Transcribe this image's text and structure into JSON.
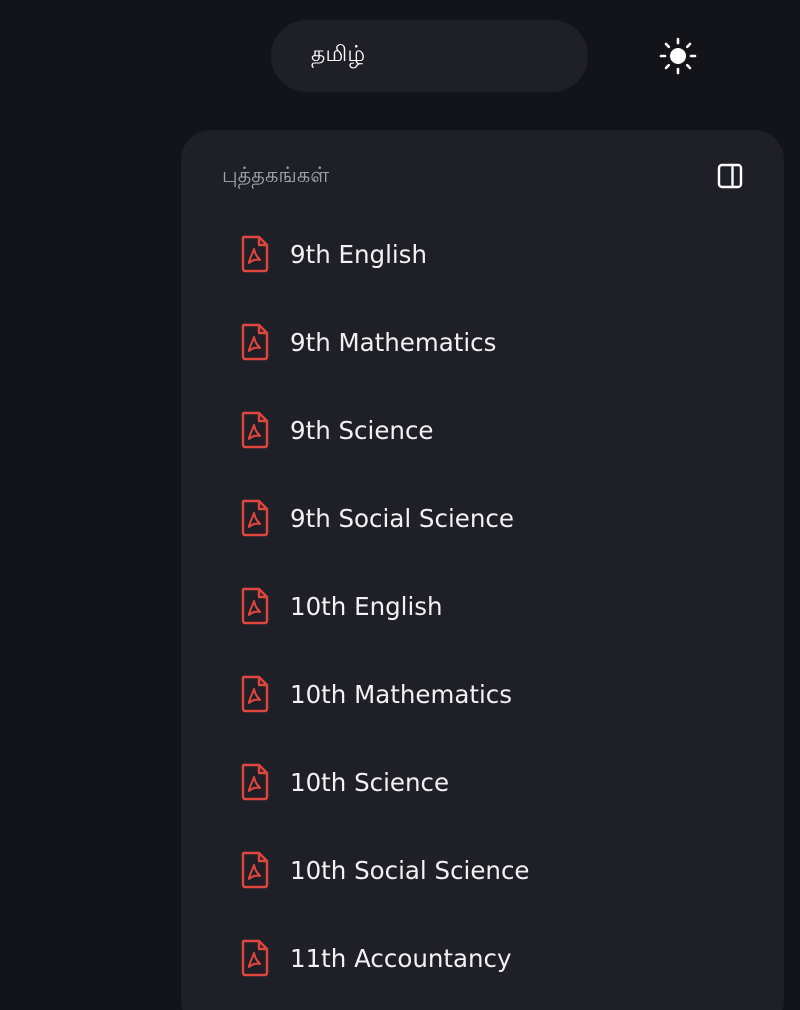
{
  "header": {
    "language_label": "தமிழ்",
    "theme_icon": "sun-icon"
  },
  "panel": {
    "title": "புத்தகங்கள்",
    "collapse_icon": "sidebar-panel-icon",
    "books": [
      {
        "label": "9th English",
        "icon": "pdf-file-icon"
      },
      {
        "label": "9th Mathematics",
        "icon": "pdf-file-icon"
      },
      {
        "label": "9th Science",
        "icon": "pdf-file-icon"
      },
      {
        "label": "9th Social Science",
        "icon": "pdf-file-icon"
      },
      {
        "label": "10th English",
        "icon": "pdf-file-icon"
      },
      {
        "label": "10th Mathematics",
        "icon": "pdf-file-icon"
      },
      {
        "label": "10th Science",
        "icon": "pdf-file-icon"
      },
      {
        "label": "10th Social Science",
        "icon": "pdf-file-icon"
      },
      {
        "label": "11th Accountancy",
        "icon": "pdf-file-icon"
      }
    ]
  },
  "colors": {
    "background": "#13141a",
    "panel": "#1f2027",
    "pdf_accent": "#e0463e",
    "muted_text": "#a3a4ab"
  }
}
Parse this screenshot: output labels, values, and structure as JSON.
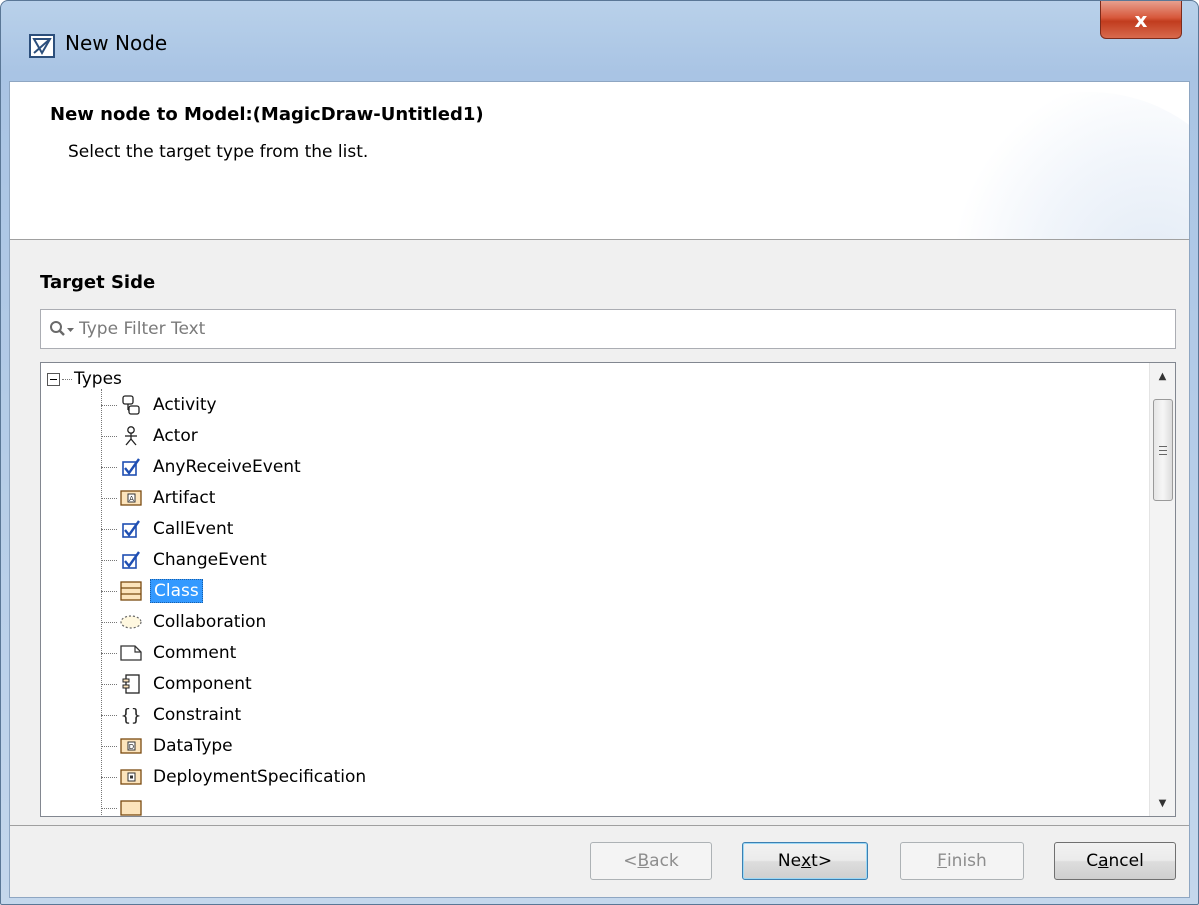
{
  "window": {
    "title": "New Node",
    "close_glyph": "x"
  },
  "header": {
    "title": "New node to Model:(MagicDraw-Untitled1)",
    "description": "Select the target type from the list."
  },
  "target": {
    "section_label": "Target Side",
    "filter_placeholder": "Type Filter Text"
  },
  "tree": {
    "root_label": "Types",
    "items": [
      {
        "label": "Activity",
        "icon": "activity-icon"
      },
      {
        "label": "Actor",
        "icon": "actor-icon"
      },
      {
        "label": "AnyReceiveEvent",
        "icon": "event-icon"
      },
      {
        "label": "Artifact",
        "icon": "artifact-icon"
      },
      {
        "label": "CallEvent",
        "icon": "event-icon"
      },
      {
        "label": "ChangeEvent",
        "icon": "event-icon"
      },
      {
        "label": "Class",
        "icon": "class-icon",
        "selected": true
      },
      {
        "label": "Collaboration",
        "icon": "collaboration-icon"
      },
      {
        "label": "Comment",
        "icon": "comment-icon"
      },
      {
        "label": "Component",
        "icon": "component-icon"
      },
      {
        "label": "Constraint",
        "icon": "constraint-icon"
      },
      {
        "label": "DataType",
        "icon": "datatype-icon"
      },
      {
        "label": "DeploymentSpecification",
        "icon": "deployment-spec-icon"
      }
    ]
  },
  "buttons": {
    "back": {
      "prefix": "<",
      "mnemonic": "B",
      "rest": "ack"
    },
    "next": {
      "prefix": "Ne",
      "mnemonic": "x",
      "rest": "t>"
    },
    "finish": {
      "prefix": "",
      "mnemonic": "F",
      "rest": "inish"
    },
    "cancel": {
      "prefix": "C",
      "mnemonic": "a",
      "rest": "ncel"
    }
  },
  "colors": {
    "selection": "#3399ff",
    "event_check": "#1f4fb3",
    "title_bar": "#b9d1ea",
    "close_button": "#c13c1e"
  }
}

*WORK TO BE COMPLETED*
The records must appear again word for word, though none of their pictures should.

*SOLUTION BELOW*
Transcribe this image's text and structure into JSON.
{
  "header": {
    "language_label": "தமிழ்",
    "theme_icon": "sun-icon"
  },
  "panel": {
    "title": "புத்தகங்கள்",
    "collapse_icon": "sidebar-panel-icon",
    "books": [
      {
        "label": "9th English",
        "icon": "pdf-file-icon"
      },
      {
        "label": "9th Mathematics",
        "icon": "pdf-file-icon"
      },
      {
        "label": "9th Science",
        "icon": "pdf-file-icon"
      },
      {
        "label": "9th Social Science",
        "icon": "pdf-file-icon"
      },
      {
        "label": "10th English",
        "icon": "pdf-file-icon"
      },
      {
        "label": "10th Mathematics",
        "icon": "pdf-file-icon"
      },
      {
        "label": "10th Science",
        "icon": "pdf-file-icon"
      },
      {
        "label": "10th Social Science",
        "icon": "pdf-file-icon"
      },
      {
        "label": "11th Accountancy",
        "icon": "pdf-file-icon"
      }
    ]
  },
  "colors": {
    "background": "#13141a",
    "panel": "#1f2027",
    "pdf_accent": "#e0463e",
    "muted_text": "#a3a4ab"
  }
}
Parse this screenshot: output labels, values, and structure as JSON.
{
  "window": {
    "title": "New Node",
    "close_glyph": "x"
  },
  "header": {
    "title": "New node to Model:(MagicDraw-Untitled1)",
    "description": "Select the target type from the list."
  },
  "target": {
    "section_label": "Target Side",
    "filter_placeholder": "Type Filter Text"
  },
  "tree": {
    "root_label": "Types",
    "items": [
      {
        "label": "Activity",
        "icon": "activity-icon"
      },
      {
        "label": "Actor",
        "icon": "actor-icon"
      },
      {
        "label": "AnyReceiveEvent",
        "icon": "event-icon"
      },
      {
        "label": "Artifact",
        "icon": "artifact-icon"
      },
      {
        "label": "CallEvent",
        "icon": "event-icon"
      },
      {
        "label": "ChangeEvent",
        "icon": "event-icon"
      },
      {
        "label": "Class",
        "icon": "class-icon",
        "selected": true
      },
      {
        "label": "Collaboration",
        "icon": "collaboration-icon"
      },
      {
        "label": "Comment",
        "icon": "comment-icon"
      },
      {
        "label": "Component",
        "icon": "component-icon"
      },
      {
        "label": "Constraint",
        "icon": "constraint-icon"
      },
      {
        "label": "DataType",
        "icon": "datatype-icon"
      },
      {
        "label": "DeploymentSpecification",
        "icon": "deployment-spec-icon"
      }
    ]
  },
  "buttons": {
    "back": {
      "prefix": "<",
      "mnemonic": "B",
      "rest": "ack"
    },
    "next": {
      "prefix": "Ne",
      "mnemonic": "x",
      "rest": "t>"
    },
    "finish": {
      "prefix": "",
      "mnemonic": "F",
      "rest": "inish"
    },
    "cancel": {
      "prefix": "C",
      "mnemonic": "a",
      "rest": "ncel"
    }
  },
  "colors": {
    "selection": "#3399ff",
    "event_check": "#1f4fb3",
    "title_bar": "#b9d1ea",
    "close_button": "#c13c1e"
  }
}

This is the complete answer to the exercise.